"It's not going to be a ho-hum lineup of the typical politicians," daughter Ivanka Trump said more than a week ago. ”It's going to be a great combination of our great politicians, but also great American businessmen and women and leaders across industry and leaders across really all the sectors, from athletes to coaches and everything in between."

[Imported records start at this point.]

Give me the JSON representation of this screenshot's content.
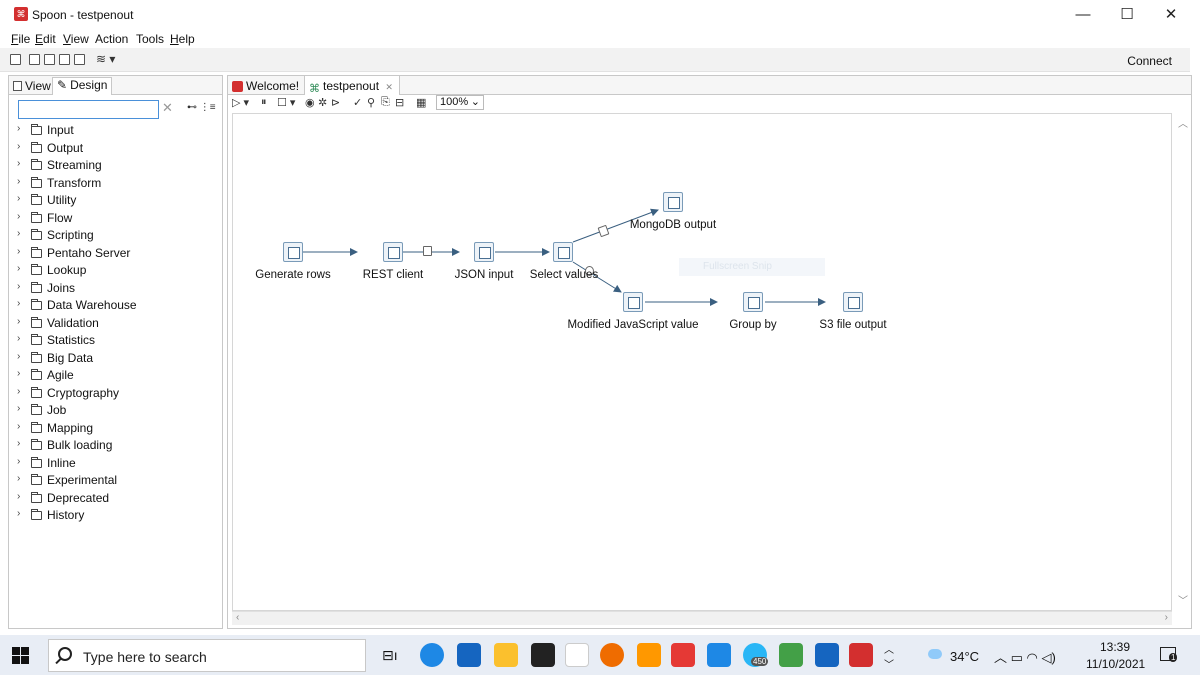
{
  "window": {
    "title": "Spoon - testpenout",
    "minimize": "—",
    "maximize": "☐",
    "close": "✕"
  },
  "menubar": [
    {
      "u": "F",
      "rest": "ile"
    },
    {
      "u": "E",
      "rest": "dit"
    },
    {
      "u": "V",
      "rest": "iew"
    },
    {
      "u": "",
      "rest": "Action"
    },
    {
      "u": "",
      "rest": "Tools"
    },
    {
      "u": "H",
      "rest": "elp"
    }
  ],
  "toolbar": {
    "connect_label": "Connect"
  },
  "left_panel": {
    "tab_view": "View",
    "tab_design": "Design",
    "search_value": "",
    "search_clear": "✕",
    "categories": [
      "Input",
      "Output",
      "Streaming",
      "Transform",
      "Utility",
      "Flow",
      "Scripting",
      "Pentaho Server",
      "Lookup",
      "Joins",
      "Data Warehouse",
      "Validation",
      "Statistics",
      "Big Data",
      "Agile",
      "Cryptography",
      "Job",
      "Mapping",
      "Bulk loading",
      "Inline",
      "Experimental",
      "Deprecated",
      "History"
    ]
  },
  "editor": {
    "tabs": [
      {
        "label": "Welcome!",
        "close": ""
      },
      {
        "label": "testpenout",
        "close": "✕"
      }
    ],
    "zoom": "100%",
    "steps": {
      "generate_rows": "Generate rows",
      "rest_client": "REST client",
      "json_input": "JSON input",
      "select_values": "Select values",
      "mongodb_output": "MongoDB output",
      "modified_js": "Modified JavaScript value",
      "group_by": "Group by",
      "s3_output": "S3 file output"
    },
    "watermark": "Fullscreen Snip"
  },
  "taskbar": {
    "search_placeholder": "Type here to search",
    "temperature": "34°C",
    "time": "13:39",
    "date": "11/10/2021",
    "badge_count": "450",
    "notif_count": "1"
  },
  "colors": {
    "accent": "#4a90d9",
    "spoon_red": "#d32f2f",
    "hop_line": "#3a5f80"
  }
}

Two sources involved with the planning said to expect Trump family members and friends to take top speaking slots. Trump has said his children will all speak, and regular surrogates Ivanka, Eric and Donald Jr., are likely to take central roles. Surrogates and allies like Gov. Chris Christie, Dr. Ben Carson and Newt Gingrich are also expected to take the stage.